|International Classification||A61B17/128, A61B17/122|
|Cooperative Classification||A61B17/128, A61B17/1227, A61B2017/00867|
|European Classification||A61B17/122S, A61B17/128|
|Jan 7, 2008||FPAY||Fee payment|
Year of fee payment: 4
|Feb 25, 2008||AS||Assignment|
Owner name: MAQUET CARDIOVASCULAR LLC, CALIFORNIA
Free format text: ASSIGNMENT OF ASSIGNORS INTEREST;ASSIGNORS:BOSTON SCIENTIFIC LIMITED;BOSTON SCIENTIFIC SCIMED, INC.;CORVITA CORPORATION;AND OTHERS;REEL/FRAME:020550/0905

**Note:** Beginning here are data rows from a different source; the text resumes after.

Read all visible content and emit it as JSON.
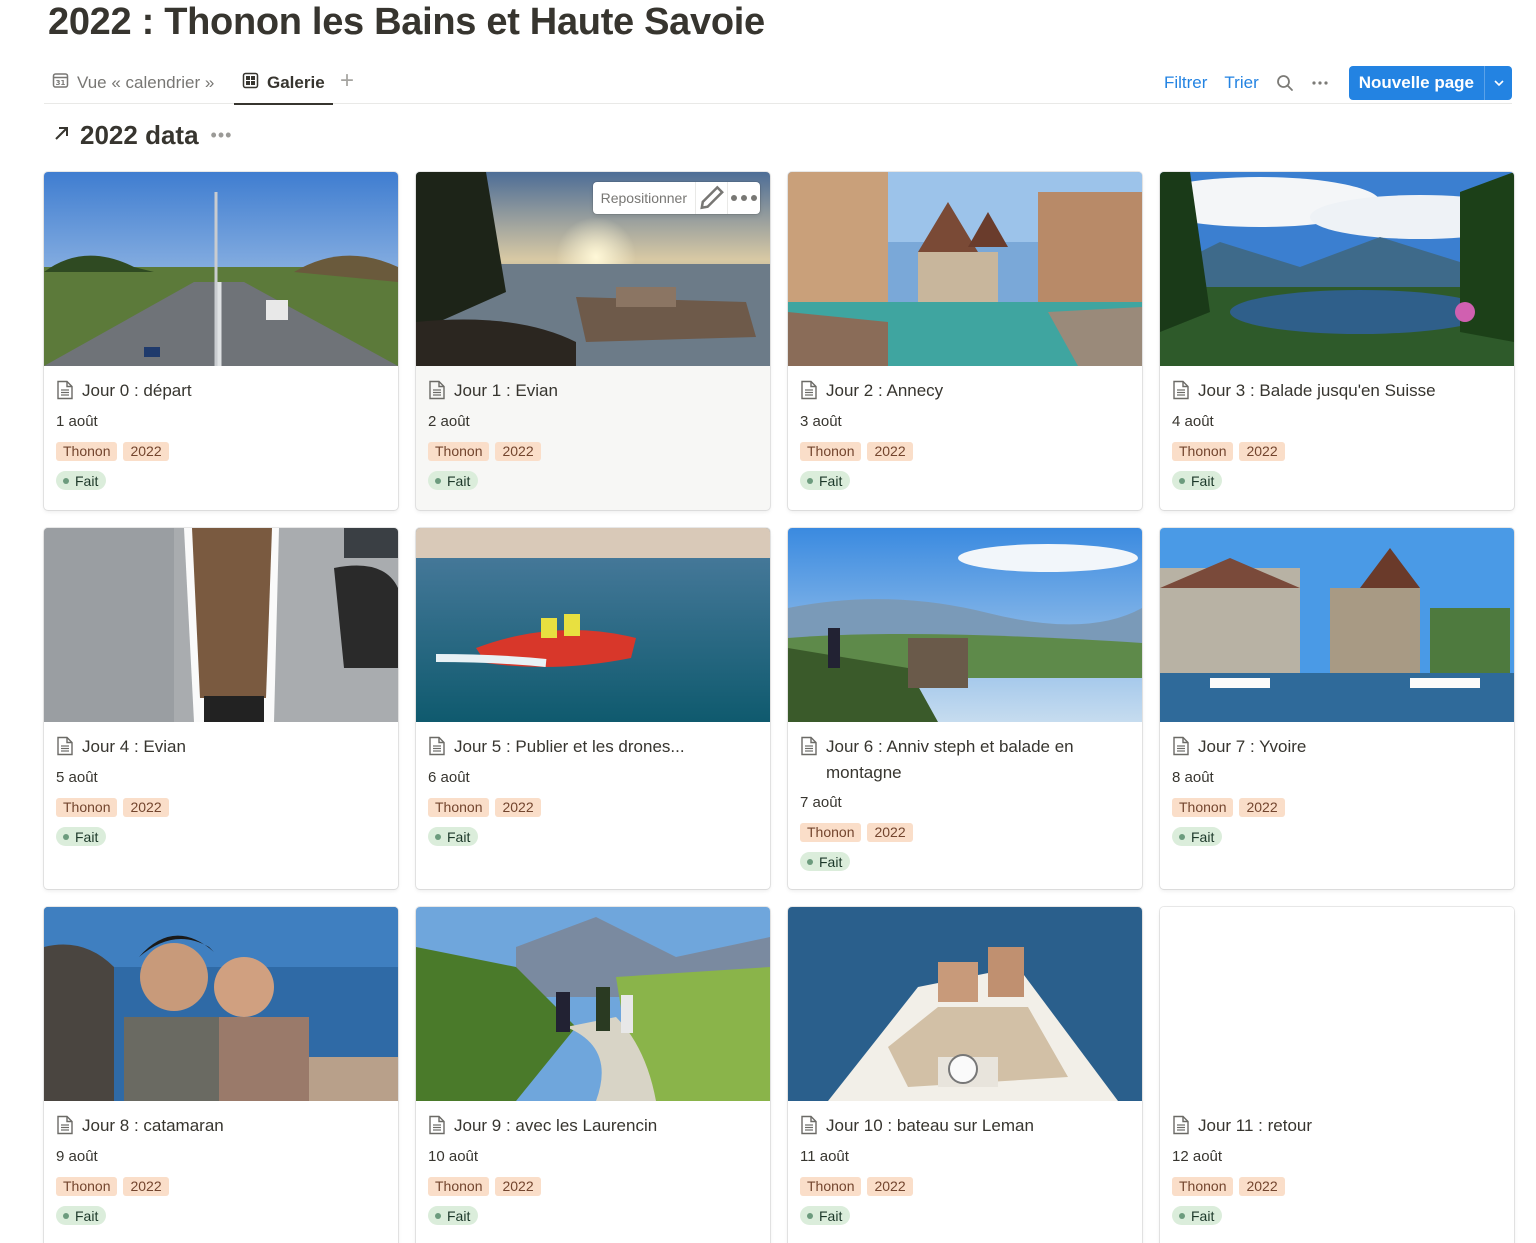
{
  "page": {
    "title": "2022 : Thonon les Bains et Haute Savoie"
  },
  "views": {
    "tabs": [
      {
        "label": "Vue « calendrier »",
        "icon": "calendar-icon",
        "active": false
      },
      {
        "label": "Galerie",
        "icon": "gallery-grid-icon",
        "active": true
      }
    ],
    "add_icon": "plus-icon"
  },
  "toolbar": {
    "filter_label": "Filtrer",
    "sort_label": "Trier",
    "search_icon": "search-icon",
    "more_icon": "more-horizontal-icon",
    "new_page_label": "Nouvelle page",
    "new_page_arrow_icon": "chevron-down-icon"
  },
  "database": {
    "title": "2022 data",
    "link_icon": "arrow-up-right-icon",
    "more_icon": "more-horizontal-icon"
  },
  "cover_menu": {
    "label": "Repositionner",
    "edit_icon": "pencil-icon",
    "more_icon": "more-horizontal-icon"
  },
  "colors": {
    "accent": "#2383e2",
    "tag_bg": "#fadec9",
    "tag_text": "#73452e",
    "status_bg": "#dbeddb",
    "status_dot": "#6c9b7d"
  },
  "cards": [
    {
      "title": "Jour 0 : départ",
      "date": "1 août",
      "tags": [
        "Thonon",
        "2022"
      ],
      "status": "Fait",
      "cover": "highway"
    },
    {
      "title": "Jour 1 : Evian",
      "date": "2 août",
      "tags": [
        "Thonon",
        "2022"
      ],
      "status": "Fait",
      "cover": "lake-sunset"
    },
    {
      "title": "Jour 2 : Annecy",
      "date": "3 août",
      "tags": [
        "Thonon",
        "2022"
      ],
      "status": "Fait",
      "cover": "canal-castle"
    },
    {
      "title": "Jour 3 : Balade jusqu'en Suisse",
      "date": "4 août",
      "tags": [
        "Thonon",
        "2022"
      ],
      "status": "Fait",
      "cover": "mountain-lake"
    },
    {
      "title": "Jour 4 : Evian",
      "date": "5 août",
      "tags": [
        "Thonon",
        "2022"
      ],
      "status": "Fait",
      "cover": "skateboard"
    },
    {
      "title": "Jour 5 : Publier et les drones...",
      "date": "6 août",
      "tags": [
        "Thonon",
        "2022"
      ],
      "status": "Fait",
      "cover": "rescue-boat"
    },
    {
      "title": "Jour 6 : Anniv steph et balade en montagne",
      "date": "7 août",
      "tags": [
        "Thonon",
        "2022"
      ],
      "status": "Fait",
      "cover": "viewpoint"
    },
    {
      "title": "Jour 7 : Yvoire",
      "date": "8 août",
      "tags": [
        "Thonon",
        "2022"
      ],
      "status": "Fait",
      "cover": "village-harbour"
    },
    {
      "title": "Jour 8 : catamaran",
      "date": "9 août",
      "tags": [
        "Thonon",
        "2022"
      ],
      "status": "Fait",
      "cover": "selfie"
    },
    {
      "title": "Jour 9 : avec les Laurencin",
      "date": "10 août",
      "tags": [
        "Thonon",
        "2022"
      ],
      "status": "Fait",
      "cover": "hiking-path"
    },
    {
      "title": "Jour 10 : bateau sur Leman",
      "date": "11 août",
      "tags": [
        "Thonon",
        "2022"
      ],
      "status": "Fait",
      "cover": "motorboat"
    },
    {
      "title": "Jour 11 : retour",
      "date": "12 août",
      "tags": [
        "Thonon",
        "2022"
      ],
      "status": "Fait",
      "cover": ""
    }
  ]
}
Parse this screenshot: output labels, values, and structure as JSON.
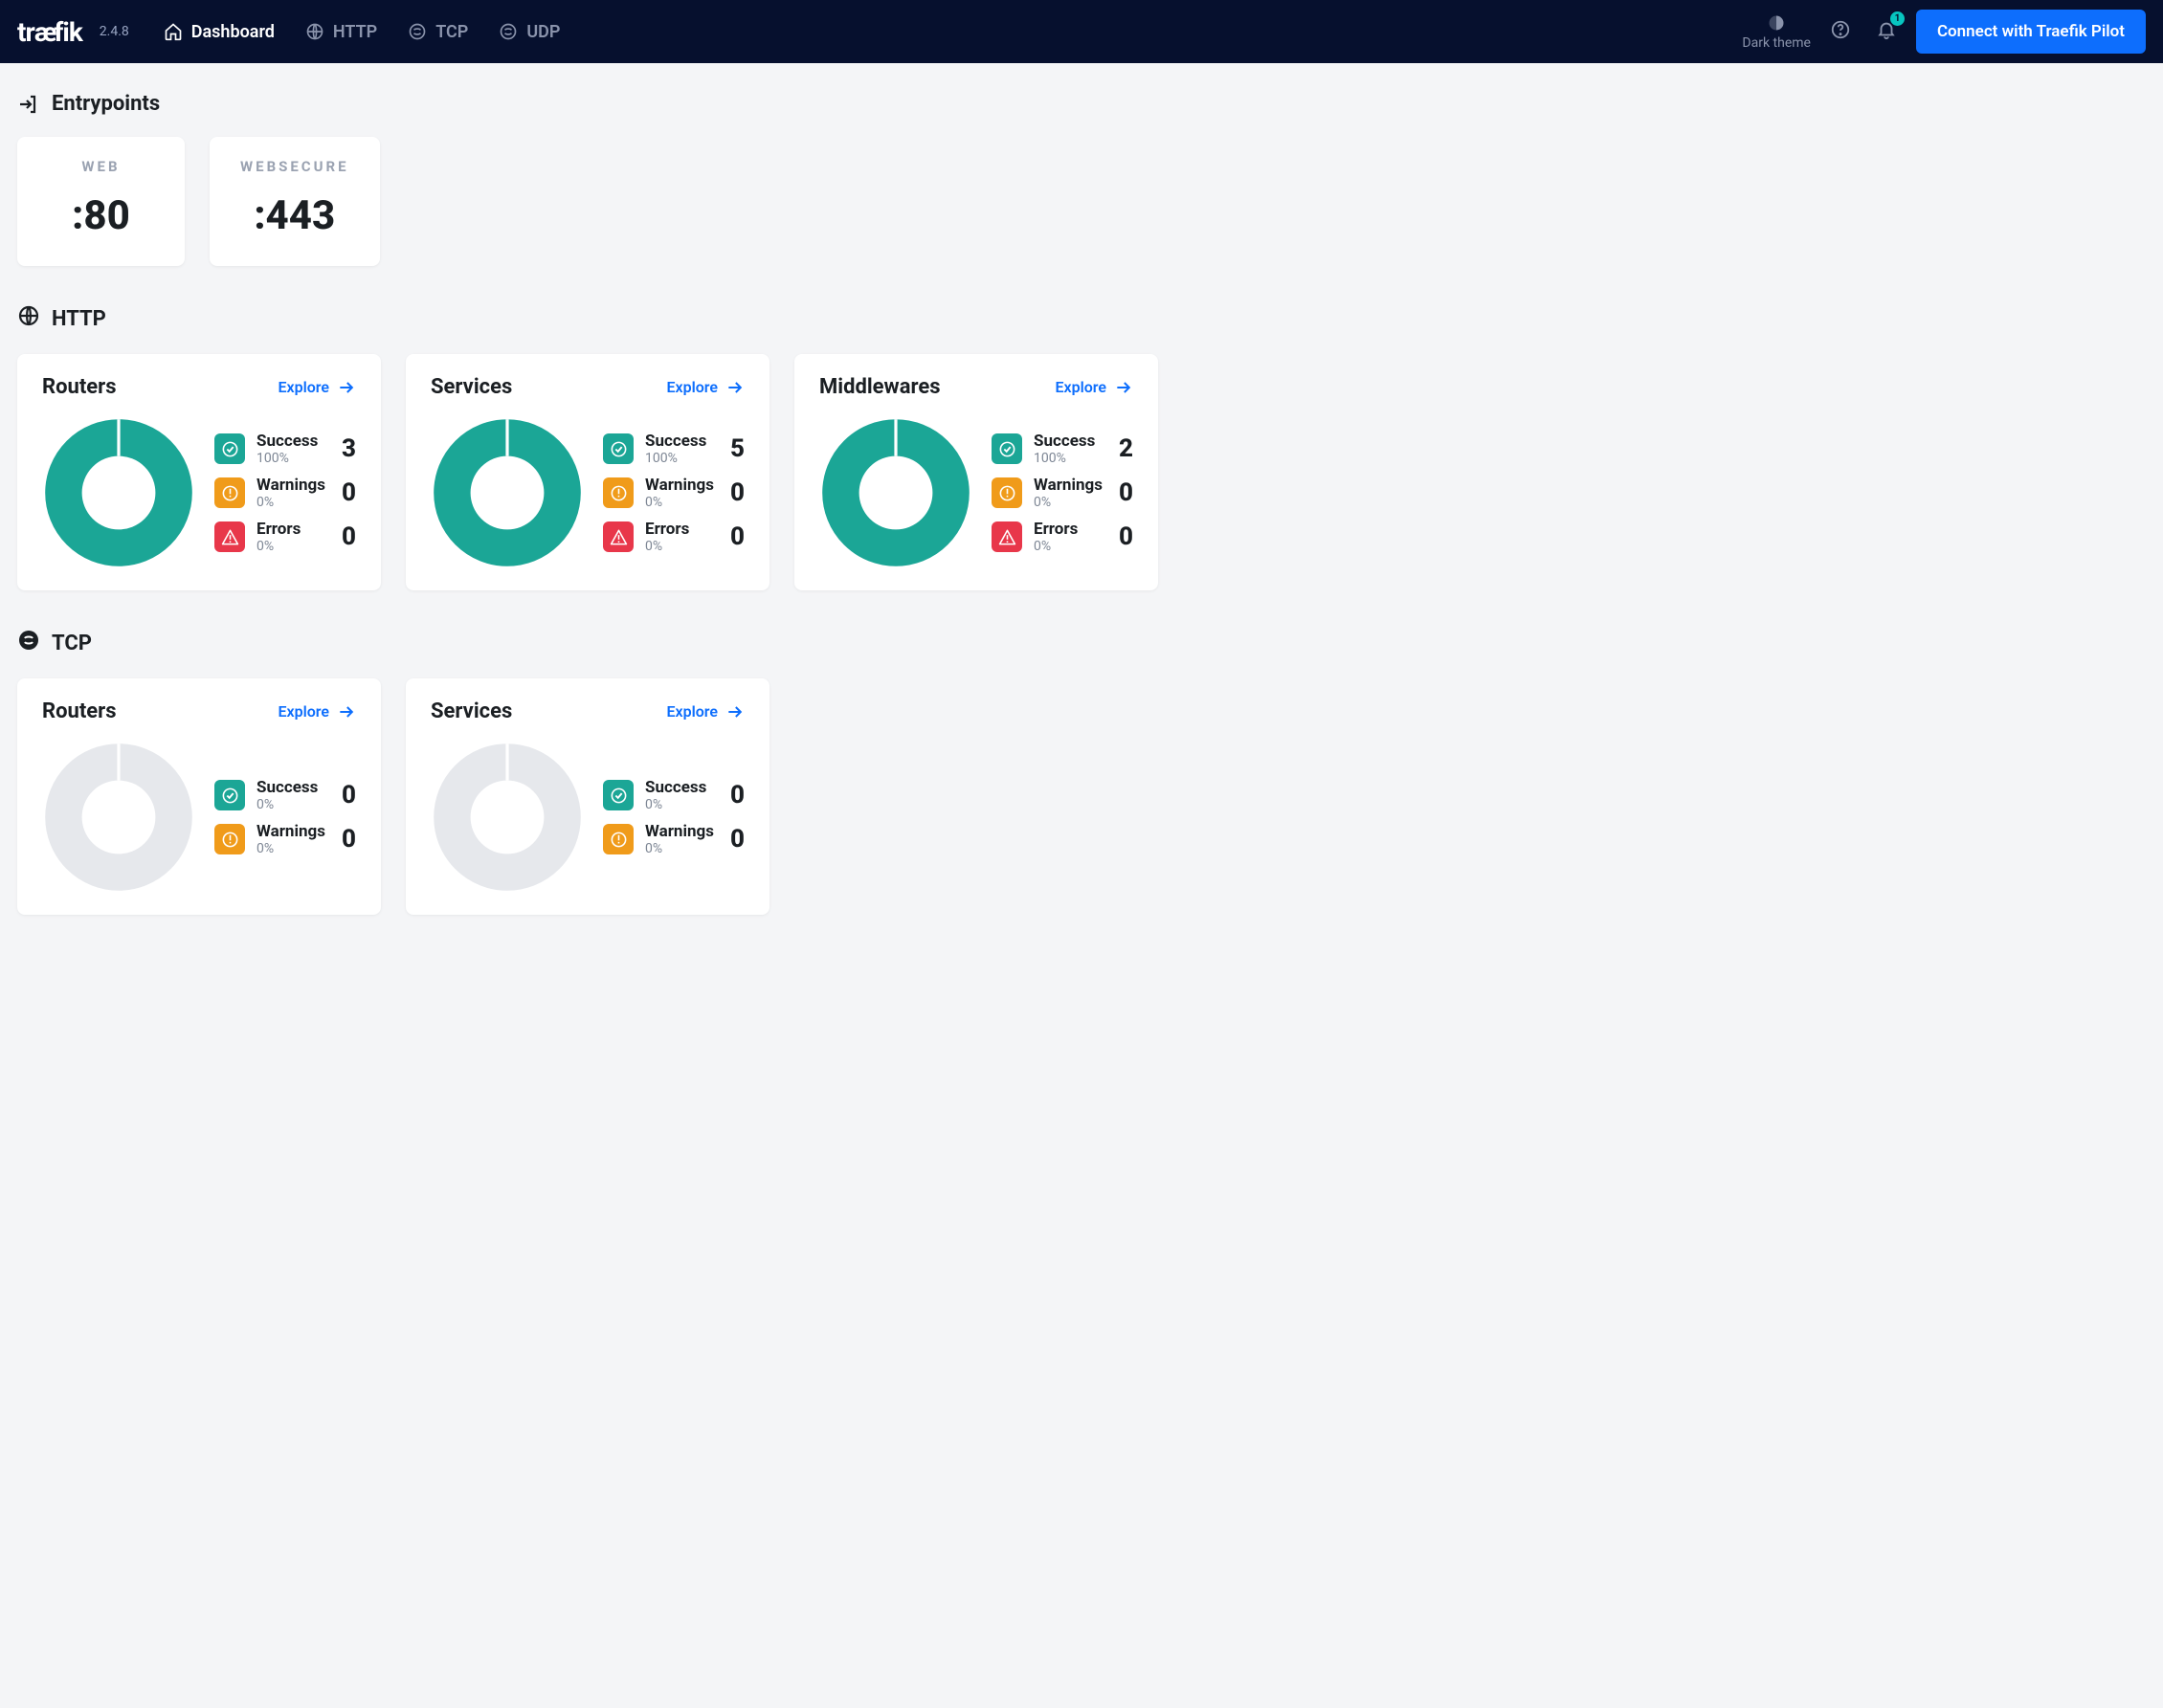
{
  "header": {
    "brand": "træfik",
    "version": "2.4.8",
    "nav": [
      {
        "label": "Dashboard",
        "active": true
      },
      {
        "label": "HTTP",
        "active": false
      },
      {
        "label": "TCP",
        "active": false
      },
      {
        "label": "UDP",
        "active": false
      }
    ],
    "theme_toggle": "Dark theme",
    "notification_badge": "1",
    "pilot_button": "Connect with Traefik Pilot"
  },
  "entrypoints": {
    "title": "Entrypoints",
    "items": [
      {
        "name": "WEB",
        "port": ":80"
      },
      {
        "name": "WEBSECURE",
        "port": ":443"
      }
    ]
  },
  "sections": [
    {
      "title": "HTTP",
      "cards": [
        {
          "title": "Routers",
          "explore": "Explore",
          "success_pct": "100%",
          "warn_pct": "0%",
          "err_pct": "0%",
          "success_n": "3",
          "warn_n": "0",
          "err_n": "0",
          "donut": "full"
        },
        {
          "title": "Services",
          "explore": "Explore",
          "success_pct": "100%",
          "warn_pct": "0%",
          "err_pct": "0%",
          "success_n": "5",
          "warn_n": "0",
          "err_n": "0",
          "donut": "full"
        },
        {
          "title": "Middlewares",
          "explore": "Explore",
          "success_pct": "100%",
          "warn_pct": "0%",
          "err_pct": "0%",
          "success_n": "2",
          "warn_n": "0",
          "err_n": "0",
          "donut": "full"
        }
      ]
    },
    {
      "title": "TCP",
      "cards": [
        {
          "title": "Routers",
          "explore": "Explore",
          "success_pct": "0%",
          "warn_pct": "0%",
          "success_n": "0",
          "warn_n": "0",
          "donut": "empty"
        },
        {
          "title": "Services",
          "explore": "Explore",
          "success_pct": "0%",
          "warn_pct": "0%",
          "success_n": "0",
          "warn_n": "0",
          "donut": "empty"
        }
      ]
    }
  ],
  "labels": {
    "success": "Success",
    "warnings": "Warnings",
    "errors": "Errors"
  },
  "colors": {
    "success": "#1ba696",
    "warn": "#f09b1a",
    "err": "#e8374a",
    "accent": "#0d6efd",
    "empty": "#e6e8ec"
  },
  "chart_data": [
    {
      "type": "pie",
      "title": "HTTP Routers",
      "series": [
        {
          "name": "Success",
          "value": 3
        },
        {
          "name": "Warnings",
          "value": 0
        },
        {
          "name": "Errors",
          "value": 0
        }
      ]
    },
    {
      "type": "pie",
      "title": "HTTP Services",
      "series": [
        {
          "name": "Success",
          "value": 5
        },
        {
          "name": "Warnings",
          "value": 0
        },
        {
          "name": "Errors",
          "value": 0
        }
      ]
    },
    {
      "type": "pie",
      "title": "HTTP Middlewares",
      "series": [
        {
          "name": "Success",
          "value": 2
        },
        {
          "name": "Warnings",
          "value": 0
        },
        {
          "name": "Errors",
          "value": 0
        }
      ]
    },
    {
      "type": "pie",
      "title": "TCP Routers",
      "series": [
        {
          "name": "Success",
          "value": 0
        },
        {
          "name": "Warnings",
          "value": 0
        }
      ]
    },
    {
      "type": "pie",
      "title": "TCP Services",
      "series": [
        {
          "name": "Success",
          "value": 0
        },
        {
          "name": "Warnings",
          "value": 0
        }
      ]
    }
  ]
}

Effective date: 20080102
|Jan 27, 2012||FPAY||Fee payment|
Year of fee payment: 8
|May 22, 2014||AS||Assignment|
Owner name: CARDIOTHORACIC SYSTEMS, LLC, CALIFORNIA
Free format text: CHANGE OF NAME;ASSIGNOR:CARDIOTHORACIC SYSTEMS, INC.;REEL/FRAME:033004/0181
Effective date: 20080103
|Jun 3, 2014||AS||Assignment|
Owner name: MAQUET CARDIOVASCULAR LLC, NEW JERSEY
Free format text: ASSIGNMENT OF ASSIGNORS INTEREST;ASSIGNOR:CARDIOTHORACIC SYSTEMS, LLC;REEL/FRAME:033022/0438
Effective date: 20140523
|Mar 25, 2016||REMI||Maintenance fee reminder mailed|
|Aug 17, 2016||FPAY||Fee payment|
Year of fee payment: 12
|Aug 17, 2016||SULP||Surcharge for late payment|
Year of fee payment: 11